● **Task objective**: In the entries that follow, find the word "ubuntu" and report each line it is on.

● **Extracted material**:
------------------------------
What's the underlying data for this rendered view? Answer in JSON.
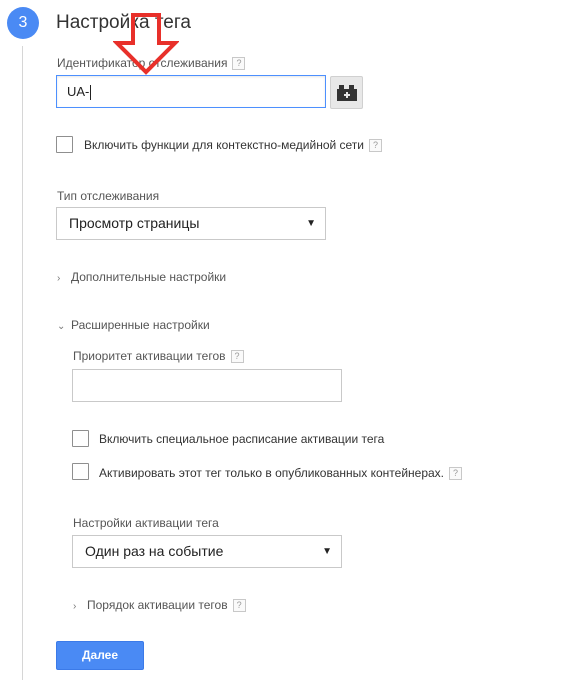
{
  "step": {
    "number": "3",
    "title": "Настройка тега"
  },
  "tracking_id": {
    "label": "Идентификатор отслеживания",
    "value": "UA-",
    "help": "?"
  },
  "display_features": {
    "label": "Включить функции для контекстно-медийной сети",
    "help": "?",
    "checked": false
  },
  "tracking_type": {
    "label": "Тип отслеживания",
    "selected": "Просмотр страницы",
    "arrow": "▼"
  },
  "more_settings": {
    "label": "Дополнительные настройки",
    "chevron": "›"
  },
  "advanced_settings": {
    "label": "Расширенные настройки",
    "chevron": "⌄",
    "priority": {
      "label": "Приоритет активации тегов",
      "help": "?",
      "value": ""
    },
    "schedule": {
      "label": "Включить специальное расписание активации тега",
      "checked": false
    },
    "published_only": {
      "label": "Активировать этот тег только в опубликованных контейнерах.",
      "help": "?",
      "checked": false
    },
    "firing_options": {
      "label": "Настройки активации тега",
      "selected": "Один раз на событие",
      "arrow": "▼"
    },
    "sequencing": {
      "label": "Порядок активации тегов",
      "help": "?",
      "chevron": "›"
    }
  },
  "continue_button": {
    "label": "Далее"
  },
  "colors": {
    "accent": "#4a8af4",
    "annotation_arrow": "#e8302a"
  },
  "icons": {
    "variable_picker": "lego-brick-plus-icon",
    "annotation": "red-down-arrow-icon"
  }
}
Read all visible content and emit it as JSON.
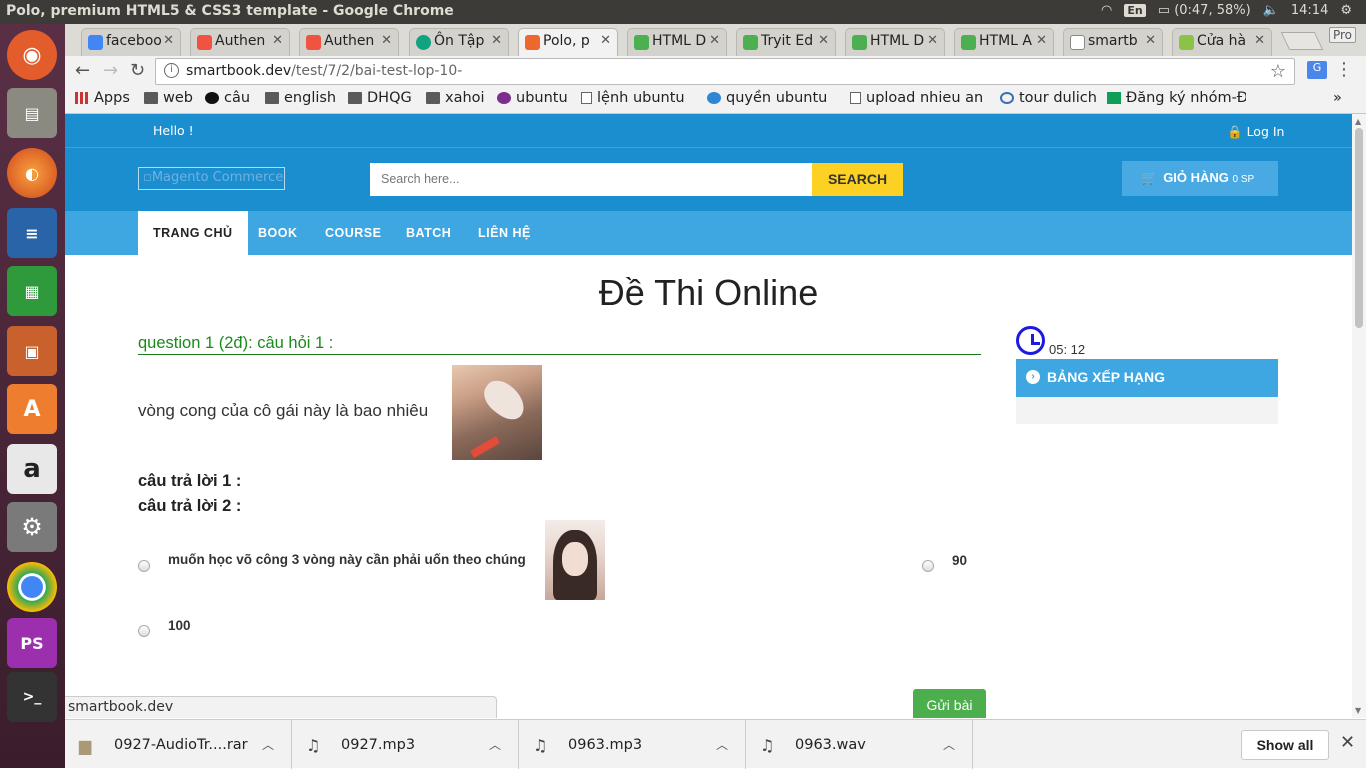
{
  "os": {
    "window_title": "Polo, premium HTML5 & CSS3 template - Google Chrome",
    "lang": "En",
    "battery": "(0:47, 58%)",
    "clock": "14:14"
  },
  "launcher": [
    "ubuntu-icon",
    "files-icon",
    "firefox-icon",
    "writer-icon",
    "calc-icon",
    "impress-icon",
    "software-center-icon",
    "amazon-icon",
    "settings-icon",
    "chrome-icon",
    "phpstorm-icon",
    "terminal-icon"
  ],
  "tabs": [
    {
      "label": "faceboo",
      "icon": "google-icon",
      "color": "#4285f4"
    },
    {
      "label": "Authen",
      "icon": "laravel-icon",
      "color": "#f05340"
    },
    {
      "label": "Authen",
      "icon": "laravel-icon",
      "color": "#f05340"
    },
    {
      "label": "Ôn Tập",
      "icon": "chatgpt-icon",
      "color": "#10a37f"
    },
    {
      "label": "Polo, p",
      "icon": "magento-icon",
      "color": "#ee672f"
    },
    {
      "label": "HTML D",
      "icon": "w3-icon",
      "color": "#4caf50"
    },
    {
      "label": "Tryit Ed",
      "icon": "w3-icon",
      "color": "#4caf50"
    },
    {
      "label": "HTML D",
      "icon": "w3-icon",
      "color": "#4caf50"
    },
    {
      "label": "HTML A",
      "icon": "w3-icon",
      "color": "#4caf50"
    },
    {
      "label": "smartb",
      "icon": "page-icon",
      "color": "#888888"
    },
    {
      "label": "Cửa hà",
      "icon": "shop-icon",
      "color": "#8bc34a"
    }
  ],
  "toolbar": {
    "url_host": "smartbook.dev",
    "url_path": "/test/7/2/bai-test-lop-10-",
    "pro_label": "Pro"
  },
  "bookmarks": [
    {
      "label": "Apps",
      "icon": "apps-icon"
    },
    {
      "label": "web",
      "icon": "folder-icon"
    },
    {
      "label": "câu",
      "icon": "github-icon"
    },
    {
      "label": "english",
      "icon": "folder-icon"
    },
    {
      "label": "DHQG",
      "icon": "folder-icon"
    },
    {
      "label": "xahoi",
      "icon": "folder-icon"
    },
    {
      "label": "ubuntu",
      "icon": "ubuntu-icon"
    },
    {
      "label": "lệnh ubuntu",
      "icon": "page-icon"
    },
    {
      "label": "quyền ubuntu",
      "icon": "ubuntu-icon"
    },
    {
      "label": "upload nhieu anh",
      "icon": "page-icon"
    },
    {
      "label": "tour dulich",
      "icon": "site-icon"
    },
    {
      "label": "Đăng ký nhóm-Đ",
      "icon": "sheets-icon"
    }
  ],
  "site": {
    "hello": "Hello !",
    "login": "Log In",
    "logo_alt": "Magento Commerce",
    "search_placeholder": "Search here...",
    "search_button": "SEARCH",
    "cart_label": "GIỎ HÀNG",
    "cart_count": "0 SP",
    "nav": [
      "TRANG CHỦ",
      "BOOK",
      "COURSE",
      "BATCH",
      "LIÊN HỆ"
    ],
    "page_title": "Đề Thi Online",
    "question_header": "question  1 (2đ):  câu hỏi 1 :",
    "question_text": "vòng cong của cô gái này là bao nhiêu",
    "answer1": "câu trả lời 1 :",
    "answer2": "câu trả lời 2 :",
    "options": [
      "muốn học võ công 3 vòng này cần phải uốn theo chúng",
      "90",
      "100"
    ],
    "timer": "05: 12",
    "ranking_title": "BẢNG XẾP HẠNG",
    "submit": "Gửi bài",
    "status_url": "smartbook.dev"
  },
  "downloads": [
    {
      "name": "0927-AudioTr....rar",
      "icon": "archive-icon"
    },
    {
      "name": "0927.mp3",
      "icon": "music-icon"
    },
    {
      "name": "0963.mp3",
      "icon": "music-icon"
    },
    {
      "name": "0963.wav",
      "icon": "music-icon"
    }
  ],
  "downloads_show_all": "Show all"
}
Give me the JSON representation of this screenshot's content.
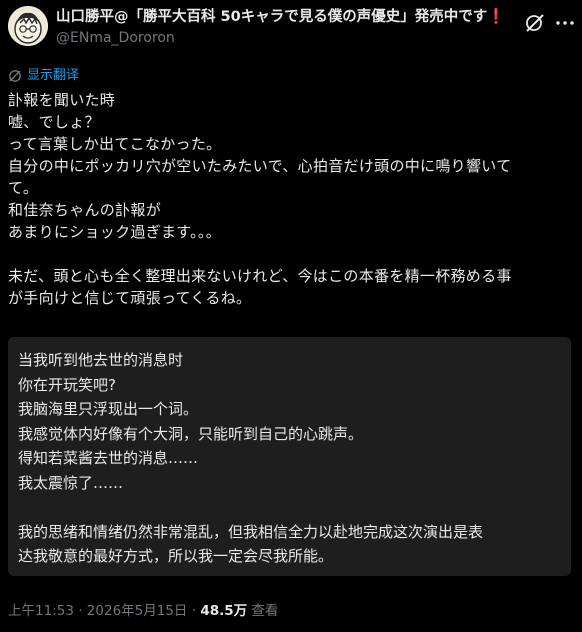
{
  "author": {
    "display_name": "山口勝平@「勝平大百科 50キャラで見る僕の声優史」発売中です",
    "alert_mark": "❗",
    "handle": "@ENma_Dororon",
    "avatar_icon": "avatar-portrait-icon"
  },
  "actions": {
    "grok_icon": "grok-icon",
    "more_icon": "more-options-icon"
  },
  "translate": {
    "label": "显示翻译",
    "icon": "translate-icon"
  },
  "tweet": {
    "lines": [
      "訃報を聞いた時",
      "嘘、でしょ？",
      "って言葉しか出てこなかった。",
      "自分の中にポッカリ穴が空いたみたいで、心拍音だけ頭の中に鳴り響いて",
      "て。",
      "和佳奈ちゃんの訃報が",
      "あまりにショック過ぎます。。。",
      "",
      "未だ、頭と心も全く整理出来ないけれど、今はこの本番を精一杯務める事",
      "が手向けと信じて頑張ってくるね。"
    ]
  },
  "translation": {
    "lines": [
      "当我听到他去世的消息时",
      "你在开玩笑吧?",
      "我脑海里只浮现出一个词。",
      "我感觉体内好像有个大洞，只能听到自己的心跳声。",
      "得知若菜酱去世的消息……",
      "我太震惊了……",
      "",
      "我的思绪和情绪仍然非常混乱，但我相信全力以赴地完成这次演出是表",
      "达我敬意的最好方式，所以我一定会尽我所能。"
    ]
  },
  "meta": {
    "time": "上午11:53",
    "separator": "·",
    "date": "2026年5月15日",
    "view_count": "48.5万",
    "view_label": "查看"
  },
  "colors": {
    "background": "#000000",
    "text": "#e7e9ea",
    "muted": "#71767b",
    "link": "#1d9bf0",
    "box": "#1e1e1e",
    "alert": "#e02b2b"
  }
}
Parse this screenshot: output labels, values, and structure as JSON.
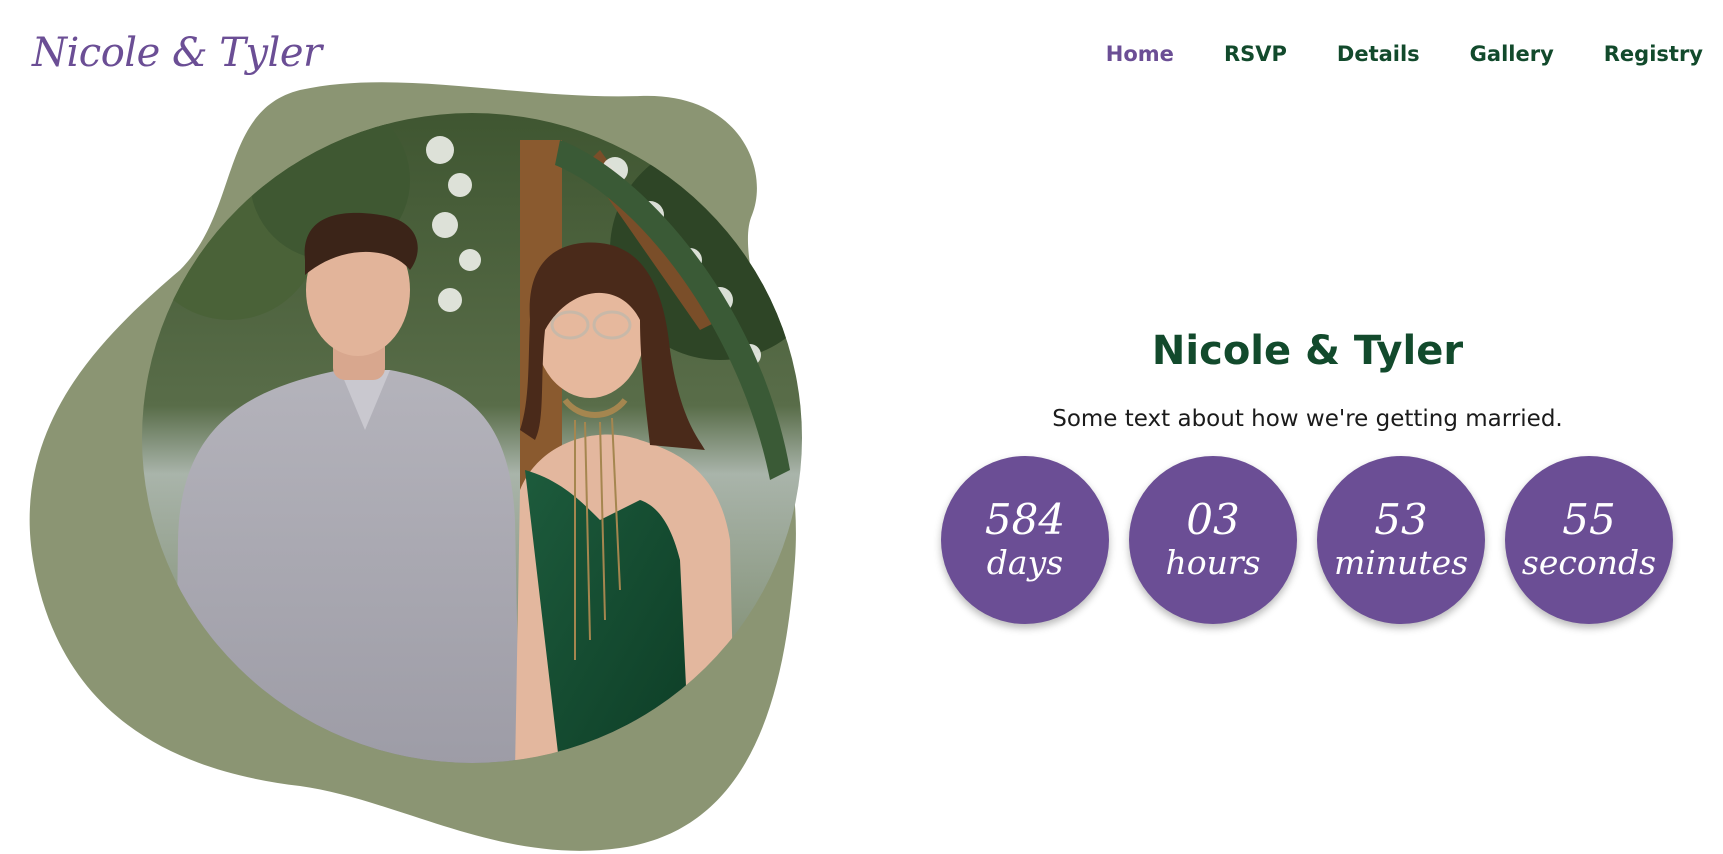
{
  "header": {
    "logo_text": "Nicole & Tyler",
    "nav": [
      {
        "label": "Home",
        "active": true
      },
      {
        "label": "RSVP",
        "active": false
      },
      {
        "label": "Details",
        "active": false
      },
      {
        "label": "Gallery",
        "active": false
      },
      {
        "label": "Registry",
        "active": false
      }
    ]
  },
  "hero": {
    "title": "Nicole & Tyler",
    "subtitle": "Some text about how we're getting married."
  },
  "countdown": [
    {
      "value": "584",
      "unit": "days"
    },
    {
      "value": "03",
      "unit": "hours"
    },
    {
      "value": "53",
      "unit": "minutes"
    },
    {
      "value": "55",
      "unit": "seconds"
    }
  ],
  "colors": {
    "brand_purple": "#6b4e95",
    "brand_green": "#124a2c",
    "blob_sage": "#8b9573"
  }
}
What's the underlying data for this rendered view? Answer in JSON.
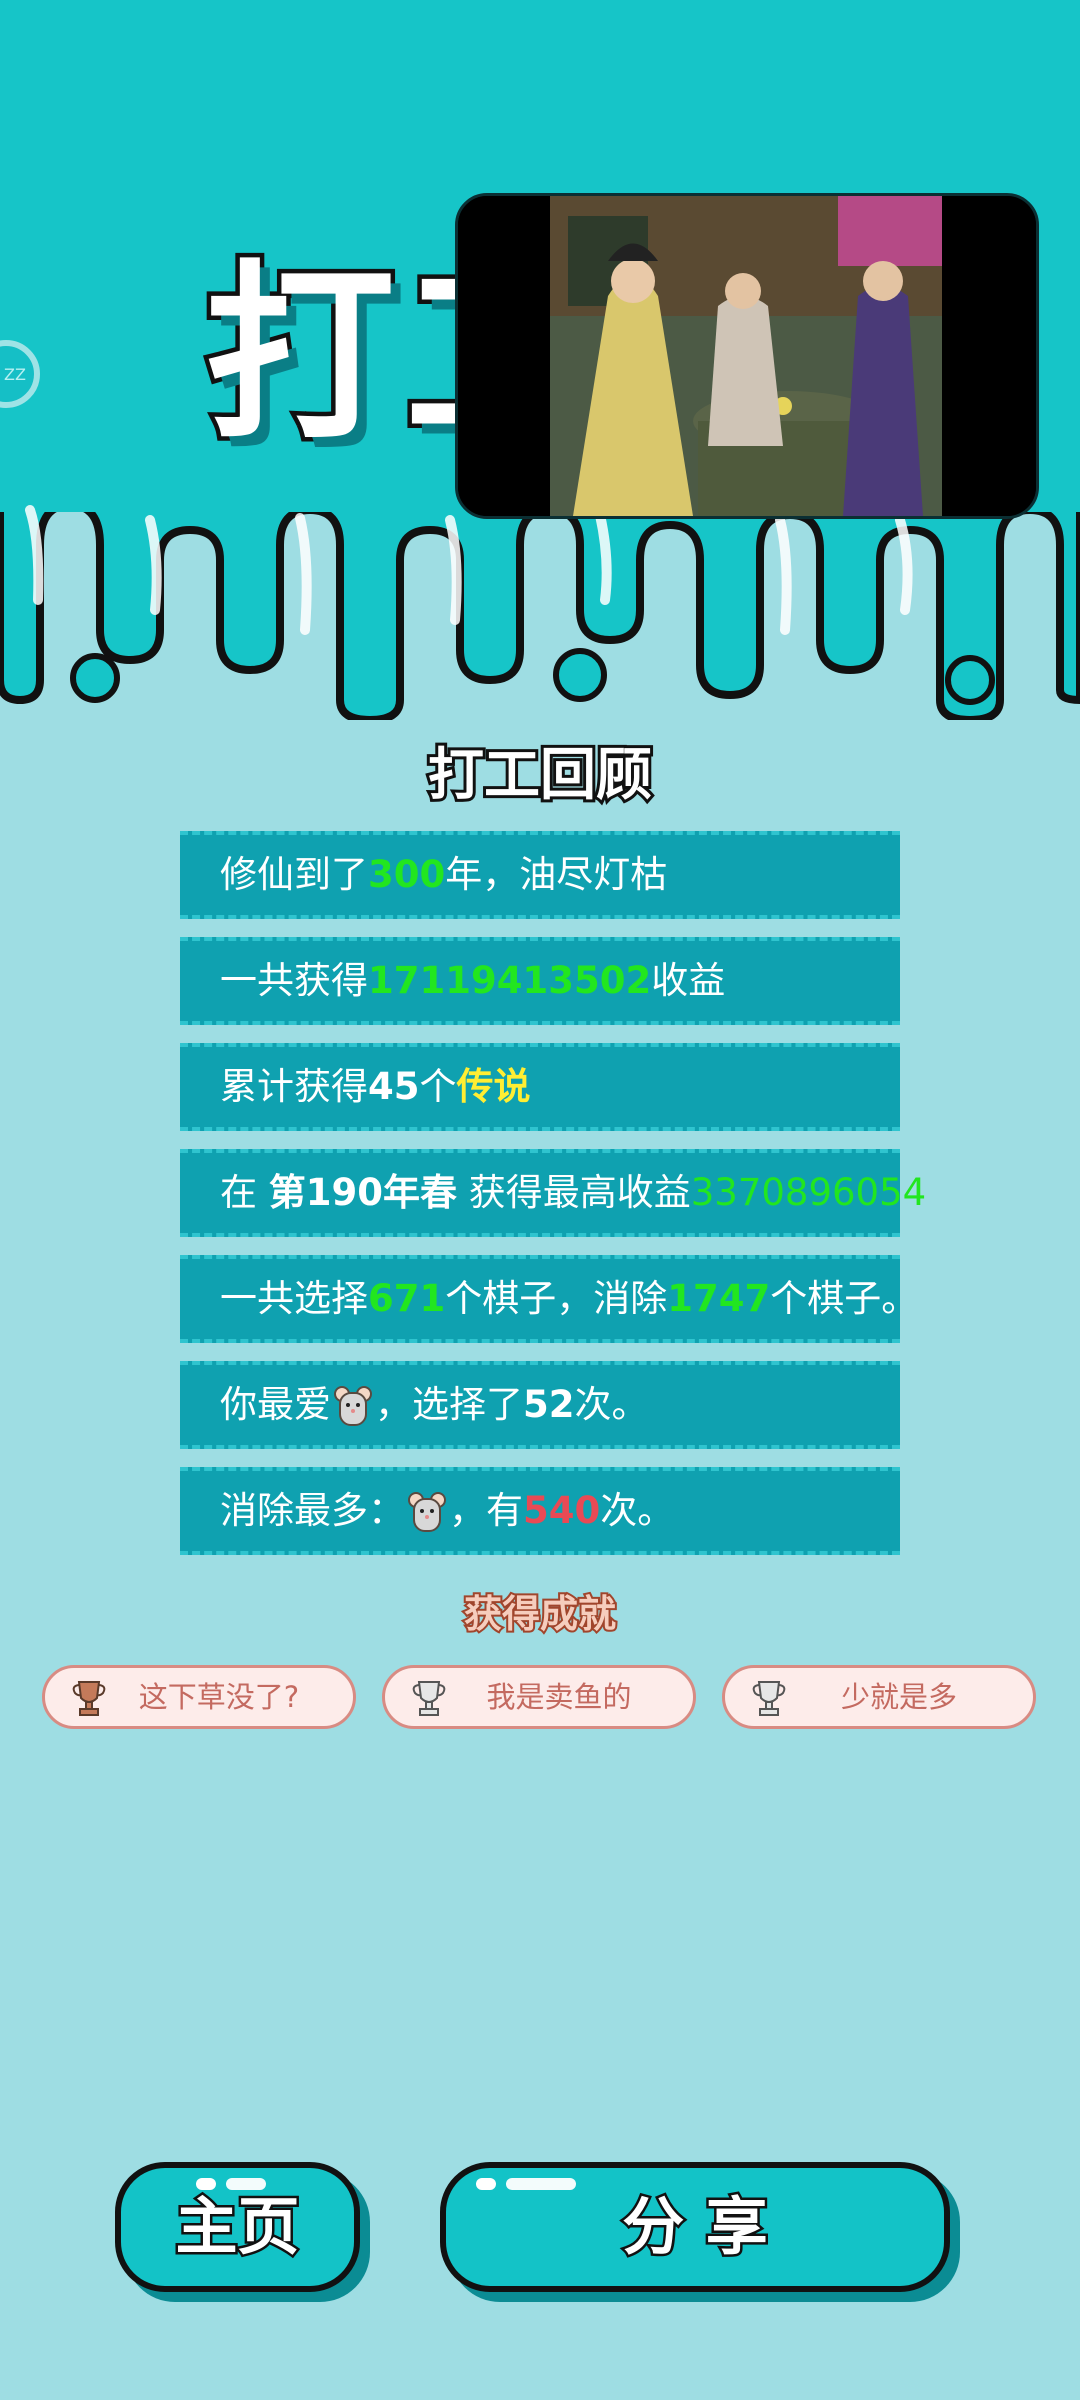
{
  "header": {
    "big_title": "打工",
    "side_bubble_text": "ZZ"
  },
  "review": {
    "title": "打工回顾",
    "rows": [
      {
        "pre": "修仙到了",
        "value": "300",
        "post": "年，油尽灯枯"
      },
      {
        "pre": "一共获得",
        "value": "17119413502",
        "post": "收益"
      },
      {
        "pre": "累计获得",
        "value": "45",
        "mid": "个",
        "highlight": "传说"
      },
      {
        "pre": "在 ",
        "bold": "第190年春",
        "mid": " 获得最高收益",
        "value": "3370896054"
      },
      {
        "pre": "一共选择",
        "value": "671",
        "mid": "个棋子，消除",
        "value2": "1747",
        "post": "个棋子。"
      },
      {
        "pre": "你最爱",
        "icon": "mouse-icon",
        "mid": "，选择了",
        "value": "52",
        "post": "次。"
      },
      {
        "pre": "消除最多：",
        "icon": "mouse-icon",
        "mid": "，有",
        "value": "540",
        "post": "次。"
      }
    ]
  },
  "achievements": {
    "title": "获得成就",
    "badges": [
      {
        "label": "这下草没了?",
        "icon": "trophy-icon-bronze"
      },
      {
        "label": "我是卖鱼的",
        "icon": "trophy-icon-silver"
      },
      {
        "label": "少就是多",
        "icon": "trophy-icon-silver"
      }
    ]
  },
  "buttons": {
    "home": "主页",
    "share": "分 享"
  },
  "colors": {
    "background": "#9edde3",
    "teal": "#16c5c8",
    "row_bg": "#0fa1b0",
    "green_highlight": "#22e61f",
    "yellow_highlight": "#ffee33",
    "red_highlight": "#e84a55"
  }
}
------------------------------
● **Response to this exercise**:
    "ubuntu-icon",
      "label": "ubuntu",
      "icon": "ubuntu-icon"
      "label": "lệnh ubuntu",
      "label": "quyền ubuntu",
      "icon": "ubuntu-icon"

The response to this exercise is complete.